(Component data from apps and pages)
━━━━━━━━━━

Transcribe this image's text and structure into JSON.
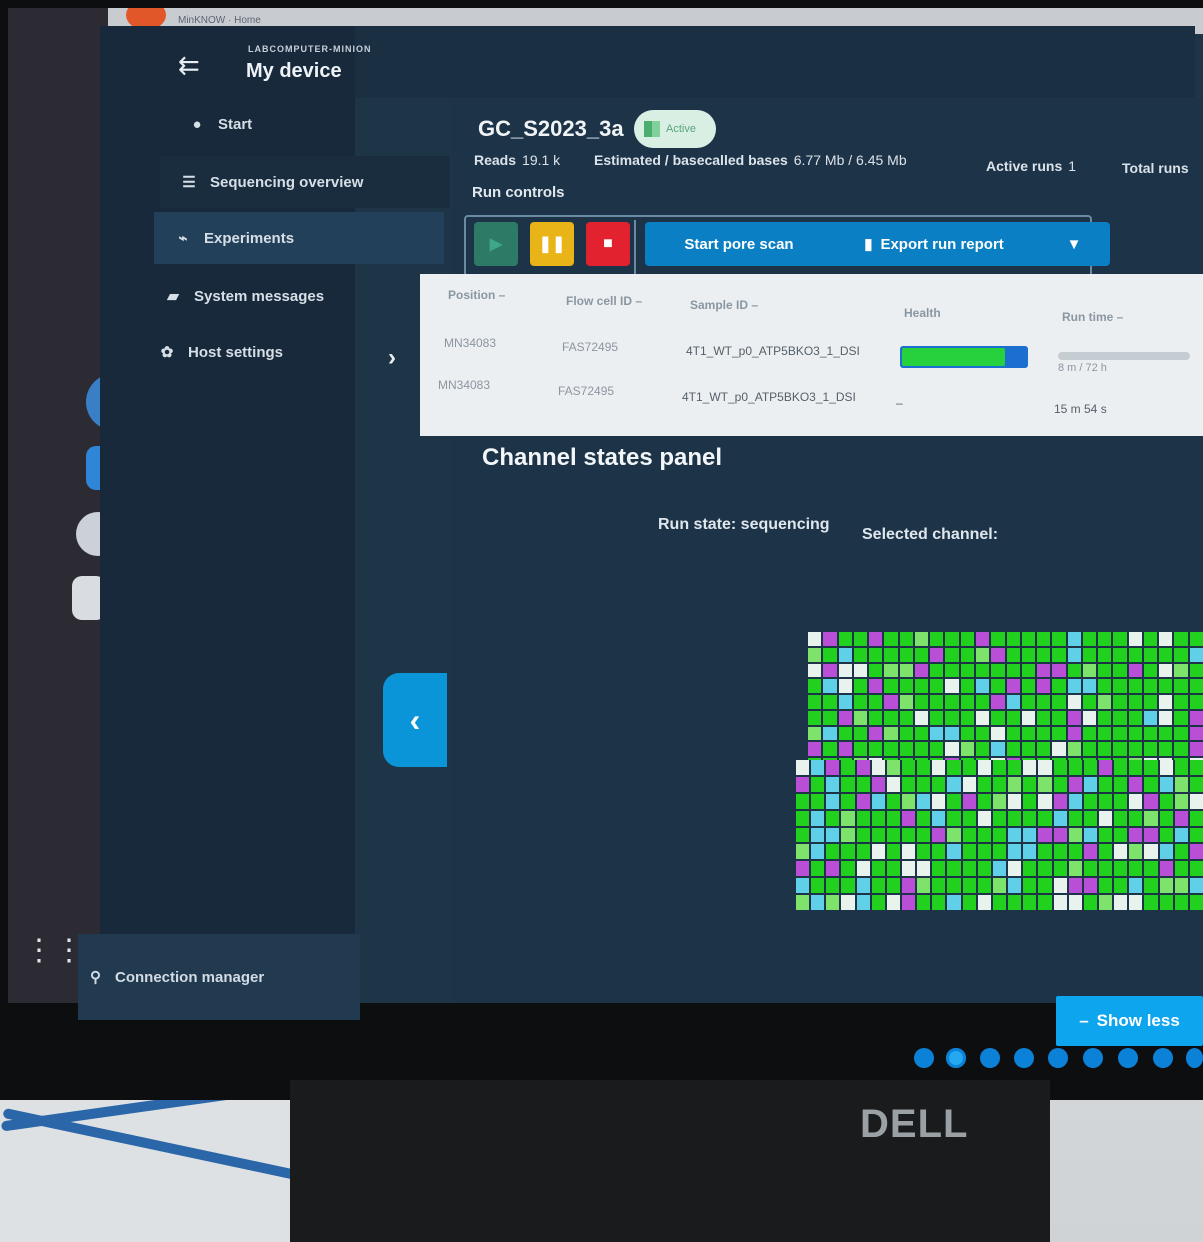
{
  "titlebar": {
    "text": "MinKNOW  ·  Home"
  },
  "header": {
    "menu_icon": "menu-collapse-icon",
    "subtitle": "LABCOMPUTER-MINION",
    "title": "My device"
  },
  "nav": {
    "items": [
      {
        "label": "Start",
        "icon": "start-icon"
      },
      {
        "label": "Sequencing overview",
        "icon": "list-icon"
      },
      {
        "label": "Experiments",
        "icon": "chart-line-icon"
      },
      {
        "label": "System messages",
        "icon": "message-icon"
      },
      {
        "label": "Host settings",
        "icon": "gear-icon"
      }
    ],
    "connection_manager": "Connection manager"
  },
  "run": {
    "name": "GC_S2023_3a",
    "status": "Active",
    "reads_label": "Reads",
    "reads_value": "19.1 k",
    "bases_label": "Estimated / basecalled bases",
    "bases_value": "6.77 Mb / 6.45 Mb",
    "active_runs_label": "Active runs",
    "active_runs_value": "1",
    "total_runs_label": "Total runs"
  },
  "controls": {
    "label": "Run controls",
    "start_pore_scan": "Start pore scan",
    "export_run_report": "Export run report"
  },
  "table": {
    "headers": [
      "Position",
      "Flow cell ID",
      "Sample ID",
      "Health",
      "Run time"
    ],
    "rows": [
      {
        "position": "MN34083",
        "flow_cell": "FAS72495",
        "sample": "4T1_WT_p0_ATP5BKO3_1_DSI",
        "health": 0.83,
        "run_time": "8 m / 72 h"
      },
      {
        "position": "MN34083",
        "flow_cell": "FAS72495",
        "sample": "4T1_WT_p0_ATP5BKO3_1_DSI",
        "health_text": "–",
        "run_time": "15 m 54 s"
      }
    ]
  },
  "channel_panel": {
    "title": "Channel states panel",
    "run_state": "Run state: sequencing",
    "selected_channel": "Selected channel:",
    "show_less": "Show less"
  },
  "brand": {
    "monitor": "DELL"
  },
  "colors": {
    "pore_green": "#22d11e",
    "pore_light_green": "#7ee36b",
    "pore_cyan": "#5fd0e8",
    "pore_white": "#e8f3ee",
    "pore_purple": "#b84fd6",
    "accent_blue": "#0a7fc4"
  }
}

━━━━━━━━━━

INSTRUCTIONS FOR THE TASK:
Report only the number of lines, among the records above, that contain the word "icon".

RESULT OF THIS TASK:
6